:: Extracted information ::
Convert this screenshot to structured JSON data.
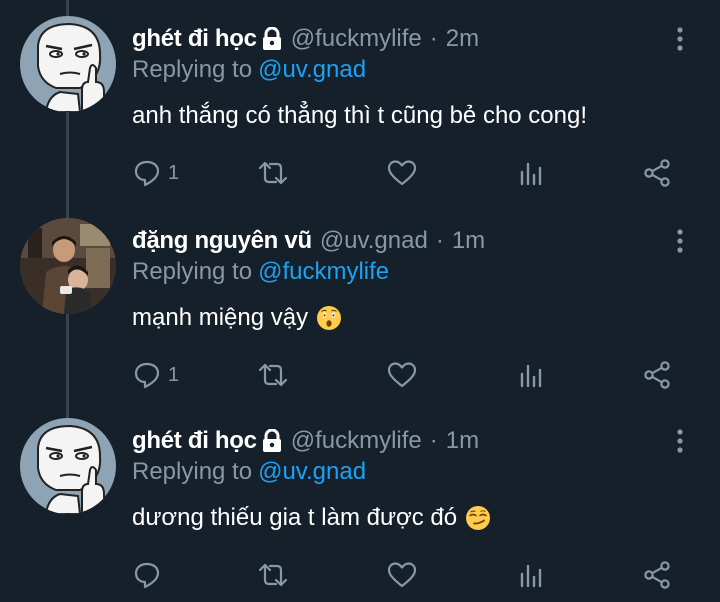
{
  "tweets": [
    {
      "display_name": "ghét đi học",
      "protected": true,
      "handle": "@fuckmylife",
      "separator": "·",
      "time": "2m",
      "replying_prefix": "Replying to",
      "replying_to": "@uv.gnad",
      "text": "anh thắng có thẳng thì t cũng bẻ cho cong!",
      "emoji": "",
      "reply_count": "1",
      "avatar": "meme-face-avatar"
    },
    {
      "display_name": "đặng nguyên vũ",
      "protected": false,
      "handle": "@uv.gnad",
      "separator": "·",
      "time": "1m",
      "replying_prefix": "Replying to",
      "replying_to": "@fuckmylife",
      "text": "mạnh miệng vậy",
      "emoji": "astonished-face",
      "reply_count": "1",
      "avatar": "photo-avatar"
    },
    {
      "display_name": "ghét đi học",
      "protected": true,
      "handle": "@fuckmylife",
      "separator": "·",
      "time": "1m",
      "replying_prefix": "Replying to",
      "replying_to": "@uv.gnad",
      "text": "dương thiếu gia t làm được đó",
      "emoji": "smirking-face",
      "reply_count": "",
      "avatar": "meme-face-avatar"
    }
  ],
  "colors": {
    "background": "#15202b",
    "text": "#ffffff",
    "secondary": "#8899a6",
    "mention": "#1da1f2",
    "thread_line": "#38444d"
  }
}
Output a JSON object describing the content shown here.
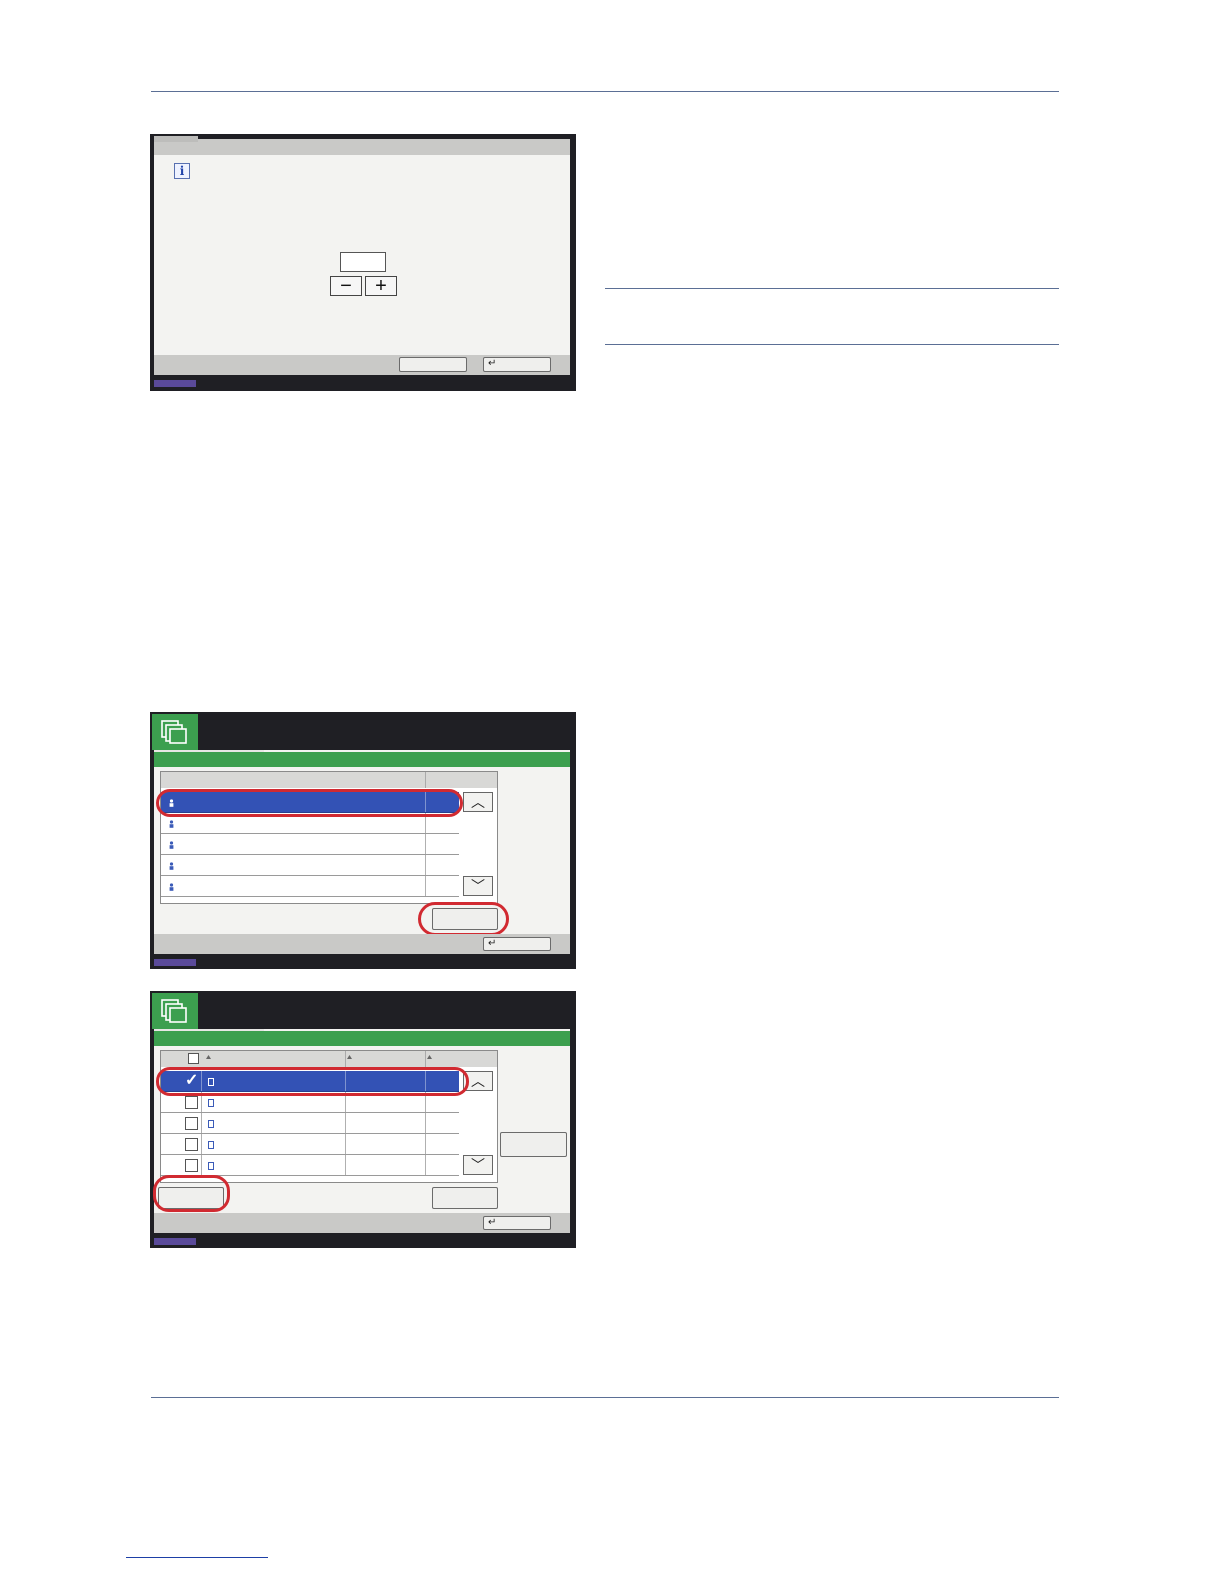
{
  "page": {
    "background": "#ffffff",
    "rule_color": "#5b6f95"
  },
  "figure1": {
    "info_icon": "info-icon",
    "stepper_value": "",
    "minus_symbol": "−",
    "plus_symbol": "+",
    "cancel_label": "",
    "enter_label": "↵"
  },
  "figure2": {
    "app_icon": "document-box-icon",
    "rows": [
      {
        "selected": true
      },
      {
        "selected": false
      },
      {
        "selected": false
      },
      {
        "selected": false
      },
      {
        "selected": false
      }
    ],
    "scroll_up": "︿",
    "scroll_down": "﹀",
    "open_label": "",
    "enter_label": "↵"
  },
  "figure3": {
    "app_icon": "document-box-icon",
    "rows": [
      {
        "selected": true,
        "checked": true
      },
      {
        "selected": false,
        "checked": false
      },
      {
        "selected": false,
        "checked": false
      },
      {
        "selected": false,
        "checked": false
      },
      {
        "selected": false,
        "checked": false
      }
    ],
    "check_mark": "✓",
    "scroll_up": "︿",
    "scroll_down": "﹀",
    "side_button_label": "",
    "left_button_label": "",
    "middle_button_label": "",
    "enter_label": "↵"
  },
  "colors": {
    "highlight": "#d12a31",
    "selection": "#3352b5",
    "status_tab": "#5a4a9a",
    "brand_green": "#3c9f4f"
  }
}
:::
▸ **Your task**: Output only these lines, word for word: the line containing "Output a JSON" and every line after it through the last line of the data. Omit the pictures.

▸ **Solved problem**:
Output a JSON object describing the content shown here.
{
  "page": {
    "background": "#ffffff",
    "rule_color": "#5b6f95"
  },
  "figure1": {
    "info_icon": "info-icon",
    "stepper_value": "",
    "minus_symbol": "−",
    "plus_symbol": "+",
    "cancel_label": "",
    "enter_label": "↵"
  },
  "figure2": {
    "app_icon": "document-box-icon",
    "rows": [
      {
        "selected": true
      },
      {
        "selected": false
      },
      {
        "selected": false
      },
      {
        "selected": false
      },
      {
        "selected": false
      }
    ],
    "scroll_up": "︿",
    "scroll_down": "﹀",
    "open_label": "",
    "enter_label": "↵"
  },
  "figure3": {
    "app_icon": "document-box-icon",
    "rows": [
      {
        "selected": true,
        "checked": true
      },
      {
        "selected": false,
        "checked": false
      },
      {
        "selected": false,
        "checked": false
      },
      {
        "selected": false,
        "checked": false
      },
      {
        "selected": false,
        "checked": false
      }
    ],
    "check_mark": "✓",
    "scroll_up": "︿",
    "scroll_down": "﹀",
    "side_button_label": "",
    "left_button_label": "",
    "middle_button_label": "",
    "enter_label": "↵"
  },
  "colors": {
    "highlight": "#d12a31",
    "selection": "#3352b5",
    "status_tab": "#5a4a9a",
    "brand_green": "#3c9f4f"
  }
}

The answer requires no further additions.